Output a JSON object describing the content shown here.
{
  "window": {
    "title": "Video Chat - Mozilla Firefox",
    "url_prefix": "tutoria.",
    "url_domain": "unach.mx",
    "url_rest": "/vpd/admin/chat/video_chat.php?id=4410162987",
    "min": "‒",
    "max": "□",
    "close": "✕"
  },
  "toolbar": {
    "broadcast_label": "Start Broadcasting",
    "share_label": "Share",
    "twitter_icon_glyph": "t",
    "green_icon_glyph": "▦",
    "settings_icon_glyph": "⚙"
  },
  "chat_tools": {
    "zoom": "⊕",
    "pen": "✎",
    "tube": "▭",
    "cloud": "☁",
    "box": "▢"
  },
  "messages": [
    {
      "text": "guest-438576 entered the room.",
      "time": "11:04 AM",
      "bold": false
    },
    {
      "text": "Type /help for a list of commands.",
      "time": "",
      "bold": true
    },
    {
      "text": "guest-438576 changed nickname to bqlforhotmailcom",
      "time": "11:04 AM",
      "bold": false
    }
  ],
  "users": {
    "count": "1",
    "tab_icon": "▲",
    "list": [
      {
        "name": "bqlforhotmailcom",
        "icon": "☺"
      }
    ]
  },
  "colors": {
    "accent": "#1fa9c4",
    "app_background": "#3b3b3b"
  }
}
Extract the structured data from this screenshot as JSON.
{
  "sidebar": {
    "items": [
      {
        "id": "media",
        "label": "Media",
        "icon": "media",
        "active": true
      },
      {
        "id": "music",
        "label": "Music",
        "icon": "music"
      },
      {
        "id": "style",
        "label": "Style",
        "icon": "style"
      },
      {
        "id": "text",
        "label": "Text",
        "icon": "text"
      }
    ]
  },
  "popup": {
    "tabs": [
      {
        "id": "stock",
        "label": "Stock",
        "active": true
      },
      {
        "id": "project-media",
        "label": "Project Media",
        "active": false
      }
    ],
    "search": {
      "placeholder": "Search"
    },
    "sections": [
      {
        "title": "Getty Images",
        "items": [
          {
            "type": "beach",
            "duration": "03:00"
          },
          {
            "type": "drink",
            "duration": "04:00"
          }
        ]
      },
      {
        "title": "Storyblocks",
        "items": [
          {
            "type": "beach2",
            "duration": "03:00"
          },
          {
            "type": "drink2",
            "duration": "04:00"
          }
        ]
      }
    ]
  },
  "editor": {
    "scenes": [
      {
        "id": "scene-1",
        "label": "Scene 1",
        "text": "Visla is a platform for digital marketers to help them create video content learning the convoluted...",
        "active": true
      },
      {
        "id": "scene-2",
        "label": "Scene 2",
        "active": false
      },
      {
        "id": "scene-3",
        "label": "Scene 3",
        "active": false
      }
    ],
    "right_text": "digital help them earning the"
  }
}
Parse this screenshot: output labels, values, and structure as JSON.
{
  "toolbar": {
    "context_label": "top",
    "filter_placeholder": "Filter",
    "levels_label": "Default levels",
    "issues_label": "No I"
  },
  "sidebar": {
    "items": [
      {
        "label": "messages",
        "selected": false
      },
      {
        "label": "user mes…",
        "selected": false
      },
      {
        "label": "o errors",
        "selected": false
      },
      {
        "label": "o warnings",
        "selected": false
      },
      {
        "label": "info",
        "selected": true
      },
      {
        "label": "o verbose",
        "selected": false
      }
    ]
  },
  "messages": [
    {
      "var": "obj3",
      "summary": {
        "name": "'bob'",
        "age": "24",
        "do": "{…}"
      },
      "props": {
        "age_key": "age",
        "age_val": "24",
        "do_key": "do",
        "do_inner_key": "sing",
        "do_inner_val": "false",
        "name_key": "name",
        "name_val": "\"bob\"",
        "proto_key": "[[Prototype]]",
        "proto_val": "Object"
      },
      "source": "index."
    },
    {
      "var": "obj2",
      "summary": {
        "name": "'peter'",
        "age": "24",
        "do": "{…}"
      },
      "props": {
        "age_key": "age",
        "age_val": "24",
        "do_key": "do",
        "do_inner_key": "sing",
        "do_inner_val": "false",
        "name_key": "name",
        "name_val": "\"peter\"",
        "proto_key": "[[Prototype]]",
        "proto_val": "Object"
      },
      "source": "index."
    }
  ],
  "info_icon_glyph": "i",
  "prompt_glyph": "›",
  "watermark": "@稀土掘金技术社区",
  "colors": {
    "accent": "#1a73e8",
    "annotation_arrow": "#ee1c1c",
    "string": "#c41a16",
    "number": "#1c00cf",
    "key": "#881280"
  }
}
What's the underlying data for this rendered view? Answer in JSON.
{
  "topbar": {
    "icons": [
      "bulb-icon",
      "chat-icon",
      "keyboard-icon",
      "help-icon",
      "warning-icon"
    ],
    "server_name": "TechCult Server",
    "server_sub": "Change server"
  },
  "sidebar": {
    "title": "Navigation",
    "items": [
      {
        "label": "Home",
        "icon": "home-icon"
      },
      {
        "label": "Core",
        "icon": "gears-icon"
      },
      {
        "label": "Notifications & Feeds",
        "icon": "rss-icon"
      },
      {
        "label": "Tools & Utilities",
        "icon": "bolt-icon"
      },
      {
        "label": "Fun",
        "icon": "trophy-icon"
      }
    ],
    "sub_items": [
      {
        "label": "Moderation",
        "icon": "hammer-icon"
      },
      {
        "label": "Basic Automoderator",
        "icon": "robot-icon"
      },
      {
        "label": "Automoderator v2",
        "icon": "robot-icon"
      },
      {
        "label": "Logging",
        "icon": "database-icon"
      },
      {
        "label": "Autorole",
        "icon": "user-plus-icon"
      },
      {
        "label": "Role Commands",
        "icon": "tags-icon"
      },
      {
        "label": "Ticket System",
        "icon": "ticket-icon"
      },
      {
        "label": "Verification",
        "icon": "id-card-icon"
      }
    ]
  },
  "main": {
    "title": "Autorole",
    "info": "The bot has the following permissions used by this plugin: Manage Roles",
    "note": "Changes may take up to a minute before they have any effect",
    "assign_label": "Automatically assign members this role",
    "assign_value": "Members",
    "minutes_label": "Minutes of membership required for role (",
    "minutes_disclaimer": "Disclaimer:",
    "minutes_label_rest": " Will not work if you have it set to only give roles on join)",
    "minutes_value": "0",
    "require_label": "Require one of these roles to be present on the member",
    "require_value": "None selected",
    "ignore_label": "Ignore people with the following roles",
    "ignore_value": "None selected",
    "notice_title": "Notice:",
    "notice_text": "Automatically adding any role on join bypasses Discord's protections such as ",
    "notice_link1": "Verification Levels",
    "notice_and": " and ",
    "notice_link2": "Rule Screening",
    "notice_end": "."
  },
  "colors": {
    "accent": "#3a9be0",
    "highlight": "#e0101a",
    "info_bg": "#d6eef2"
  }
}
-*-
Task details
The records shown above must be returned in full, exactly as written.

Written answer
Output a JSON object describing the content shown here.
{
  "window": {
    "title": "Video Chat - Mozilla Firefox",
    "url_prefix": "tutoria.",
    "url_domain": "unach.mx",
    "url_rest": "/vpd/admin/chat/video_chat.php?id=4410162987",
    "min": "‒",
    "max": "□",
    "close": "✕"
  },
  "toolbar": {
    "broadcast_label": "Start Broadcasting",
    "share_label": "Share",
    "twitter_icon_glyph": "t",
    "green_icon_glyph": "▦",
    "settings_icon_glyph": "⚙"
  },
  "chat_tools": {
    "zoom": "⊕",
    "pen": "✎",
    "tube": "▭",
    "cloud": "☁",
    "box": "▢"
  },
  "messages": [
    {
      "text": "guest-438576 entered the room.",
      "time": "11:04 AM",
      "bold": false
    },
    {
      "text": "Type /help for a list of commands.",
      "time": "",
      "bold": true
    },
    {
      "text": "guest-438576 changed nickname to bqlforhotmailcom",
      "time": "11:04 AM",
      "bold": false
    }
  ],
  "users": {
    "count": "1",
    "tab_icon": "▲",
    "list": [
      {
        "name": "bqlforhotmailcom",
        "icon": "☺"
      }
    ]
  },
  "colors": {
    "accent": "#1fa9c4",
    "app_background": "#3b3b3b"
  }
}
Extract the structured data from this screenshot as JSON.
{
  "sidebar": {
    "items": [
      {
        "id": "media",
        "label": "Media",
        "icon": "media",
        "active": true
      },
      {
        "id": "music",
        "label": "Music",
        "icon": "music"
      },
      {
        "id": "style",
        "label": "Style",
        "icon": "style"
      },
      {
        "id": "text",
        "label": "Text",
        "icon": "text"
      }
    ]
  },
  "popup": {
    "tabs": [
      {
        "id": "stock",
        "label": "Stock",
        "active": true
      },
      {
        "id": "project-media",
        "label": "Project Media",
        "active": false
      }
    ],
    "search": {
      "placeholder": "Search"
    },
    "sections": [
      {
        "title": "Getty Images",
        "items": [
          {
            "type": "beach",
            "duration": "03:00"
          },
          {
            "type": "drink",
            "duration": "04:00"
          }
        ]
      },
      {
        "title": "Storyblocks",
        "items": [
          {
            "type": "beach2",
            "duration": "03:00"
          },
          {
            "type": "drink2",
            "duration": "04:00"
          }
        ]
      }
    ]
  },
  "editor": {
    "scenes": [
      {
        "id": "scene-1",
        "label": "Scene 1",
        "text": "Visla is a platform for digital marketers to help them create video content learning the convoluted...",
        "active": true
      },
      {
        "id": "scene-2",
        "label": "Scene 2",
        "active": false
      },
      {
        "id": "scene-3",
        "label": "Scene 3",
        "active": false
      }
    ],
    "right_text": "digital help them earning the"
  }
}
Parse this screenshot: output labels, values, and structure as JSON.
{
  "toolbar": {
    "context_label": "top",
    "filter_placeholder": "Filter",
    "levels_label": "Default levels",
    "issues_label": "No I"
  },
  "sidebar": {
    "items": [
      {
        "label": "messages",
        "selected": false
      },
      {
        "label": "user mes…",
        "selected": false
      },
      {
        "label": "o errors",
        "selected": false
      },
      {
        "label": "o warnings",
        "selected": false
      },
      {
        "label": "info",
        "selected": true
      },
      {
        "label": "o verbose",
        "selected": false
      }
    ]
  },
  "messages": [
    {
      "var": "obj3",
      "summary": {
        "name": "'bob'",
        "age": "24",
        "do": "{…}"
      },
      "props": {
        "age_key": "age",
        "age_val": "24",
        "do_key": "do",
        "do_inner_key": "sing",
        "do_inner_val": "false",
        "name_key": "name",
        "name_val": "\"bob\"",
        "proto_key": "[[Prototype]]",
        "proto_val": "Object"
      },
      "source": "index."
    },
    {
      "var": "obj2",
      "summary": {
        "name": "'peter'",
        "age": "24",
        "do": "{…}"
      },
      "props": {
        "age_key": "age",
        "age_val": "24",
        "do_key": "do",
        "do_inner_key": "sing",
        "do_inner_val": "false",
        "name_key": "name",
        "name_val": "\"peter\"",
        "proto_key": "[[Prototype]]",
        "proto_val": "Object"
      },
      "source": "index."
    }
  ],
  "info_icon_glyph": "i",
  "prompt_glyph": "›",
  "watermark": "@稀土掘金技术社区",
  "colors": {
    "accent": "#1a73e8",
    "annotation_arrow": "#ee1c1c",
    "string": "#c41a16",
    "number": "#1c00cf",
    "key": "#881280"
  }
}
What's the underlying data for this rendered view? Answer in JSON.
{
  "topbar": {
    "icons": [
      "bulb-icon",
      "chat-icon",
      "keyboard-icon",
      "help-icon",
      "warning-icon"
    ],
    "server_name": "TechCult Server",
    "server_sub": "Change server"
  },
  "sidebar": {
    "title": "Navigation",
    "items": [
      {
        "label": "Home",
        "icon": "home-icon"
      },
      {
        "label": "Core",
        "icon": "gears-icon"
      },
      {
        "label": "Notifications & Feeds",
        "icon": "rss-icon"
      },
      {
        "label": "Tools & Utilities",
        "icon": "bolt-icon"
      },
      {
        "label": "Fun",
        "icon": "trophy-icon"
      }
    ],
    "sub_items": [
      {
        "label": "Moderation",
        "icon": "hammer-icon"
      },
      {
        "label": "Basic Automoderator",
        "icon": "robot-icon"
      },
      {
        "label": "Automoderator v2",
        "icon": "robot-icon"
      },
      {
        "label": "Logging",
        "icon": "database-icon"
      },
      {
        "label": "Autorole",
        "icon": "user-plus-icon"
      },
      {
        "label": "Role Commands",
        "icon": "tags-icon"
      },
      {
        "label": "Ticket System",
        "icon": "ticket-icon"
      },
      {
        "label": "Verification",
        "icon": "id-card-icon"
      }
    ]
  },
  "main": {
    "title": "Autorole",
    "info": "The bot has the following permissions used by this plugin: Manage Roles",
    "note": "Changes may take up to a minute before they have any effect",
    "assign_label": "Automatically assign members this role",
    "assign_value": "Members",
    "minutes_label": "Minutes of membership required for role (",
    "minutes_disclaimer": "Disclaimer:",
    "minutes_label_rest": " Will not work if you have it set to only give roles on join)",
    "minutes_value": "0",
    "require_label": "Require one of these roles to be present on the member",
    "require_value": "None selected",
    "ignore_label": "Ignore people with the following roles",
    "ignore_value": "None selected",
    "notice_title": "Notice:",
    "notice_text": "Automatically adding any role on join bypasses Discord's protections such as ",
    "notice_link1": "Verification Levels",
    "notice_and": " and ",
    "notice_link2": "Rule Screening",
    "notice_end": "."
  },
  "colors": {
    "accent": "#3a9be0",
    "highlight": "#e0101a",
    "info_bg": "#d6eef2"
  }
}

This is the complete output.